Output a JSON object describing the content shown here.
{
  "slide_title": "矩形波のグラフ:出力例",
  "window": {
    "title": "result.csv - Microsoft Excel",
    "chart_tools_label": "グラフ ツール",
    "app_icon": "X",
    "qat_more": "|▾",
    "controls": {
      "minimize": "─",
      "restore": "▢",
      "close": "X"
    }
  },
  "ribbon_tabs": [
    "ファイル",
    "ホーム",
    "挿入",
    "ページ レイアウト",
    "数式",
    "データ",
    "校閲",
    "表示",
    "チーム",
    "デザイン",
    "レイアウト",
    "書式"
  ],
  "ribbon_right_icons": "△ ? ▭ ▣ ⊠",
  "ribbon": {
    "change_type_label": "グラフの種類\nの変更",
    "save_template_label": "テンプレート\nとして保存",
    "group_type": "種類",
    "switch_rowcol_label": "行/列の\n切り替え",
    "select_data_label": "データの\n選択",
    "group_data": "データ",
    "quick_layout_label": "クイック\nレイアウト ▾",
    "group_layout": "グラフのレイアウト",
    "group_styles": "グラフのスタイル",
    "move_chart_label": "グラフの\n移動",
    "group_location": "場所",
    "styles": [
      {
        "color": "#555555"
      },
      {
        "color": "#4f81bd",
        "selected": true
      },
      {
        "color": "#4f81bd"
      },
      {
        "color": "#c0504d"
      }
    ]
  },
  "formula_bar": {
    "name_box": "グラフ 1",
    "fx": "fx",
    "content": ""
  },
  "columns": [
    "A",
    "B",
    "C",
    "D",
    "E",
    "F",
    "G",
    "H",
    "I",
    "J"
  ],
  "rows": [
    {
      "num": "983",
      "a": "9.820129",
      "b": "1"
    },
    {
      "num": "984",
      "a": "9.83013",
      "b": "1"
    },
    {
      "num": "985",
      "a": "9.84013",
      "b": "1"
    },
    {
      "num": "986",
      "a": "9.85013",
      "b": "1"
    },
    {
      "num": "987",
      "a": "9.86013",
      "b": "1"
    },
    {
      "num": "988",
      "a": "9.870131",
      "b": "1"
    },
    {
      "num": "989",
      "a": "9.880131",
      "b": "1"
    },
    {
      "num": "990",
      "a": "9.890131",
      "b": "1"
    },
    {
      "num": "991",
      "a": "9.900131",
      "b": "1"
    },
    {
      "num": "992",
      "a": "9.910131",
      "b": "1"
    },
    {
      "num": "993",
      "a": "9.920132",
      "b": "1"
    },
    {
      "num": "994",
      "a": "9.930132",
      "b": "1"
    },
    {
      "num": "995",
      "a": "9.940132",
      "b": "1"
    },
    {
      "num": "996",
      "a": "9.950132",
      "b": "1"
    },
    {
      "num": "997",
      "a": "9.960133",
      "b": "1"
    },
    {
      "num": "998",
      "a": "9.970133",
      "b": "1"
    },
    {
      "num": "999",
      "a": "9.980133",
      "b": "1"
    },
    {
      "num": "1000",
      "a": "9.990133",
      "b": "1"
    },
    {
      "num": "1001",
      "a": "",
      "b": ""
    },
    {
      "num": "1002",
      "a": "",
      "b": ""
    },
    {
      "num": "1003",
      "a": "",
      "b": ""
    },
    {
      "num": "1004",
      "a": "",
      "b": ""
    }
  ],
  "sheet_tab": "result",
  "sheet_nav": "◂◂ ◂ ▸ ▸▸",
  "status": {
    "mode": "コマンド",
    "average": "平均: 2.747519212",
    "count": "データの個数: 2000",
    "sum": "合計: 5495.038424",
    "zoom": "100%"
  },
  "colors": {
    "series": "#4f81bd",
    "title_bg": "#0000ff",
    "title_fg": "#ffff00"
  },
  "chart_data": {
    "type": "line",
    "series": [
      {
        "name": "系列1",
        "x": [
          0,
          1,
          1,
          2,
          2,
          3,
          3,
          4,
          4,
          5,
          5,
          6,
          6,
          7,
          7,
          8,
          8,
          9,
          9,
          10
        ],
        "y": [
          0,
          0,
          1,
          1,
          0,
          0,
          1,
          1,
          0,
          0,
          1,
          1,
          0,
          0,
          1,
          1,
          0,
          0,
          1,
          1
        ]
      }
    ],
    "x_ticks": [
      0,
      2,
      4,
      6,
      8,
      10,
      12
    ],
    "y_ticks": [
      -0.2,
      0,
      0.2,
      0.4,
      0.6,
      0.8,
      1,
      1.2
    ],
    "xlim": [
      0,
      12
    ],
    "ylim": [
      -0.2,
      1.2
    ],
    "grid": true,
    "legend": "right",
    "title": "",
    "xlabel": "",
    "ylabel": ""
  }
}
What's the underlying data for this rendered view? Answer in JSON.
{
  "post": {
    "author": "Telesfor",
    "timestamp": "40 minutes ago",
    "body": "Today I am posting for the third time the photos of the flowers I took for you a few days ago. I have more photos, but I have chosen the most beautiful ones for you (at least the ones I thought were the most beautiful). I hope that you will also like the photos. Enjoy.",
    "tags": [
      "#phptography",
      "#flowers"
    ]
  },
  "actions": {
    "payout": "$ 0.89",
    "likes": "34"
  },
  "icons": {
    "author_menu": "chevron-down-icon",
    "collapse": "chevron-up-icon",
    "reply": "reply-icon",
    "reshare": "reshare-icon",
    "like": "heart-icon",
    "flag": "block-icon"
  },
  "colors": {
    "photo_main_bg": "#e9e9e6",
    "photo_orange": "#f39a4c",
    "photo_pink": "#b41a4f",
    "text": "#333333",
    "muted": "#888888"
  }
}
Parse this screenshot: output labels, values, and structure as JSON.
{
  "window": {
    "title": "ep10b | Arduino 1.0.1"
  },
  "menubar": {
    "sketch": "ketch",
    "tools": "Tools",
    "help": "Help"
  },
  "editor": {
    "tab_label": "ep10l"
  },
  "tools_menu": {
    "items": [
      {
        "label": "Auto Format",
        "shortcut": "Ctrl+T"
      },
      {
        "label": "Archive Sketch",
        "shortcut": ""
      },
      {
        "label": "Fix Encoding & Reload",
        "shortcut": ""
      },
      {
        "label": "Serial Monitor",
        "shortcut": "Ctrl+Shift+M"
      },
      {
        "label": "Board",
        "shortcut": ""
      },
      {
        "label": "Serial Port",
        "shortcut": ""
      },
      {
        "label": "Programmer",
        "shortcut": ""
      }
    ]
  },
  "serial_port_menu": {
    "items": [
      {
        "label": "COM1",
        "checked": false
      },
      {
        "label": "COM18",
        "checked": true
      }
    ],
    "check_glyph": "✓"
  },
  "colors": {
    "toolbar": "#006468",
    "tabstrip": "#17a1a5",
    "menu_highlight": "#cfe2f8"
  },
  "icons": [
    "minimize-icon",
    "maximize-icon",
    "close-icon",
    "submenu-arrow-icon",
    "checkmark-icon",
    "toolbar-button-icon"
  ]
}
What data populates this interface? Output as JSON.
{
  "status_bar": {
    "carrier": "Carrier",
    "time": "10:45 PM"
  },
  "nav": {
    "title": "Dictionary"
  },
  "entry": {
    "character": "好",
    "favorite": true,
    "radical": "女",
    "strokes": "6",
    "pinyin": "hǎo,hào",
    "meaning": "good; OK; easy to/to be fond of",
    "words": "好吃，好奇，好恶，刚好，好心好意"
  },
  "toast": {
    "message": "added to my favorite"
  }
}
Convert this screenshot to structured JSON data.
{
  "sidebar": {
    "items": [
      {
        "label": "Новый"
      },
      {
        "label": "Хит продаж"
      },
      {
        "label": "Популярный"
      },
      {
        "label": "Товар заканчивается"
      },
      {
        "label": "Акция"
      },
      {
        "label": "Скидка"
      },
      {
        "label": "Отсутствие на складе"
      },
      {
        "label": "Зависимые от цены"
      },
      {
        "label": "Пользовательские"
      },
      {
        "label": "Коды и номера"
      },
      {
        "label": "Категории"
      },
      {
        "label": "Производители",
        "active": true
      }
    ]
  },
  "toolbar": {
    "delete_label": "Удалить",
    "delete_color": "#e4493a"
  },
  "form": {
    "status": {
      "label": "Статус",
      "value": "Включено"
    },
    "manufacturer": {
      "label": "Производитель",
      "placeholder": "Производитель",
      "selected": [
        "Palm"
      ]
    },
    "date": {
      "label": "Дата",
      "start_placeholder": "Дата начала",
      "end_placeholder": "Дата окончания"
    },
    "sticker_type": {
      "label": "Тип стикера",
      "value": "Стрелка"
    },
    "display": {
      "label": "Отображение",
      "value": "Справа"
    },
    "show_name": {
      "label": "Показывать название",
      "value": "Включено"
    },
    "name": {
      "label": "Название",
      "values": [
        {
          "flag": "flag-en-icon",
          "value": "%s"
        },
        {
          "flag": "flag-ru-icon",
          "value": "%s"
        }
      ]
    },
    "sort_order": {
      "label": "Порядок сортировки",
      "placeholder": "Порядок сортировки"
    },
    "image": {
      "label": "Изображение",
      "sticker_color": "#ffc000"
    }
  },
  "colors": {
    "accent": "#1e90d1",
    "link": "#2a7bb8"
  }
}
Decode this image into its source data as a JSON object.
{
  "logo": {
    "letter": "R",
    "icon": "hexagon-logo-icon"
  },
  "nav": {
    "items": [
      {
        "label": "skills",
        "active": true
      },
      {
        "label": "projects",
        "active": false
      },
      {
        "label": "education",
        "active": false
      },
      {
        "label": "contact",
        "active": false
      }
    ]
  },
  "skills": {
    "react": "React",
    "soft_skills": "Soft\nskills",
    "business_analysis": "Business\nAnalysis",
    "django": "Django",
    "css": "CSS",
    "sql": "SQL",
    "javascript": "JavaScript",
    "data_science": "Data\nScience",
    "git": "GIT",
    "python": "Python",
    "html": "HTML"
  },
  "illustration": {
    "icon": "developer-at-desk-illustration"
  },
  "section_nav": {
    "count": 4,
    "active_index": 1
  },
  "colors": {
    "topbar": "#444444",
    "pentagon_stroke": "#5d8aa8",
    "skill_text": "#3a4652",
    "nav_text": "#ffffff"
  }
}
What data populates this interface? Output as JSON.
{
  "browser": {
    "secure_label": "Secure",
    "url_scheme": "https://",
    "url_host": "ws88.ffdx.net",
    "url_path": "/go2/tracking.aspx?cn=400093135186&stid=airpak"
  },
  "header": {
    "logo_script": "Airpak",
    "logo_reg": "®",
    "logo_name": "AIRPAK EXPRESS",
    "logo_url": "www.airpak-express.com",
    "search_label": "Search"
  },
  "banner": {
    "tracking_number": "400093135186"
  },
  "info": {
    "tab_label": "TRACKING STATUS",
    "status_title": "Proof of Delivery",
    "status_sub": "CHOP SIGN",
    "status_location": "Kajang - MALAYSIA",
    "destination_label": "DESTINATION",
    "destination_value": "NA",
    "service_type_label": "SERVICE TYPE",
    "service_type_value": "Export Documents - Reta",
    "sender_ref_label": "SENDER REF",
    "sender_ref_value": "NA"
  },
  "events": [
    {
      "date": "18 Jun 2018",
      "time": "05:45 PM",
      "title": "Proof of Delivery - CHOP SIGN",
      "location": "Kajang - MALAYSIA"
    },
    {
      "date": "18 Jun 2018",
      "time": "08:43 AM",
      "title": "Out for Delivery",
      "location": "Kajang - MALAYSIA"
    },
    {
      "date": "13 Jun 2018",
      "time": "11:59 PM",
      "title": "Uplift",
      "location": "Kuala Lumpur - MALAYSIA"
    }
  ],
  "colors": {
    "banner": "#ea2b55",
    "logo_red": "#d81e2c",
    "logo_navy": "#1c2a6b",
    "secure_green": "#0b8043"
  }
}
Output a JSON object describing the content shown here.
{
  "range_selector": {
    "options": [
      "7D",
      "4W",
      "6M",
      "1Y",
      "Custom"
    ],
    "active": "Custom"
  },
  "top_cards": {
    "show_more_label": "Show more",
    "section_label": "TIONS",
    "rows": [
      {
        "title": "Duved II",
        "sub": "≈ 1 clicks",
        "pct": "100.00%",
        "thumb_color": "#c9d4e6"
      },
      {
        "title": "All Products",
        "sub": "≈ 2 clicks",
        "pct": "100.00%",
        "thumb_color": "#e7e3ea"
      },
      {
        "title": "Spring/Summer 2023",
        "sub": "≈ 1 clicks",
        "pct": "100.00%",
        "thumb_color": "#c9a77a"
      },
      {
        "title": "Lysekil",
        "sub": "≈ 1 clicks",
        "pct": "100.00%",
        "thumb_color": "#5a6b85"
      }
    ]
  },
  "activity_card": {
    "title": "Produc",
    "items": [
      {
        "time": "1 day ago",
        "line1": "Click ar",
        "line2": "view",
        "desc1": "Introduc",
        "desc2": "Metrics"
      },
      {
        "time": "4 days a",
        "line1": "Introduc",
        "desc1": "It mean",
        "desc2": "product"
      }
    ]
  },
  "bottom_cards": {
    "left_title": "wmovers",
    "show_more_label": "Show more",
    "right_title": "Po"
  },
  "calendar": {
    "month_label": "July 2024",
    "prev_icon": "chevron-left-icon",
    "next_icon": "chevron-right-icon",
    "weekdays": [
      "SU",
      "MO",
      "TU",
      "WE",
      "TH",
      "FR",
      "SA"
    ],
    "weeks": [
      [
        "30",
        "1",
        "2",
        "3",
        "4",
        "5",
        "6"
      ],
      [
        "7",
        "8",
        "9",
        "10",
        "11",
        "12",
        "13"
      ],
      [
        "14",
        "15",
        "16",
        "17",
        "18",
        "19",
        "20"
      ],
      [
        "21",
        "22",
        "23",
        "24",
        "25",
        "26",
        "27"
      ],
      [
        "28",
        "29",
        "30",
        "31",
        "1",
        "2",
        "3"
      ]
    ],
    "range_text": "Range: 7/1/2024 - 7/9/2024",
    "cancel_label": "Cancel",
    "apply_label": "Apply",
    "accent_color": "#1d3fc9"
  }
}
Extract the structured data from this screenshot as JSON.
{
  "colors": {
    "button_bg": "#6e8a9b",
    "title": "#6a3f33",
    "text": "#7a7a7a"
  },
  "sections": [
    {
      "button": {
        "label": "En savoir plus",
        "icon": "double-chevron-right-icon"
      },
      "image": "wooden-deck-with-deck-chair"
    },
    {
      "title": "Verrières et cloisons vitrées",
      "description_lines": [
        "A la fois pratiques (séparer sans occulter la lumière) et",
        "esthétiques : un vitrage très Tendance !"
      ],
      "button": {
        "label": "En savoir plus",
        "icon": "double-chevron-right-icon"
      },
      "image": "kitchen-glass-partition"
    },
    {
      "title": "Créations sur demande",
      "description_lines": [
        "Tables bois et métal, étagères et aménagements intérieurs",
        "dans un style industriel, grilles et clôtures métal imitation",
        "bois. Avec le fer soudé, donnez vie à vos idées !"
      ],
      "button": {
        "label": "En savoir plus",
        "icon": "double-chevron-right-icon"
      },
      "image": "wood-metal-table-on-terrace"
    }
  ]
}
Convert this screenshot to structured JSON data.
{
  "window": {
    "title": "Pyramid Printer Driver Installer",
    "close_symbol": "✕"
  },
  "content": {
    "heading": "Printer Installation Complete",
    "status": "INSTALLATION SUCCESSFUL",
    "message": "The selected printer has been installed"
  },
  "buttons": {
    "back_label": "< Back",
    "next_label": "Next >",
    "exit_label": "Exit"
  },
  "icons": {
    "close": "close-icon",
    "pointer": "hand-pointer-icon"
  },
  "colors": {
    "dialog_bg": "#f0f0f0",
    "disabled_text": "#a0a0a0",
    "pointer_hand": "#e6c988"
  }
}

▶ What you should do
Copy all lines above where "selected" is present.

▶ Answer box
        "selected": true
      "selected": [
    "message": "The selected printer has been installed"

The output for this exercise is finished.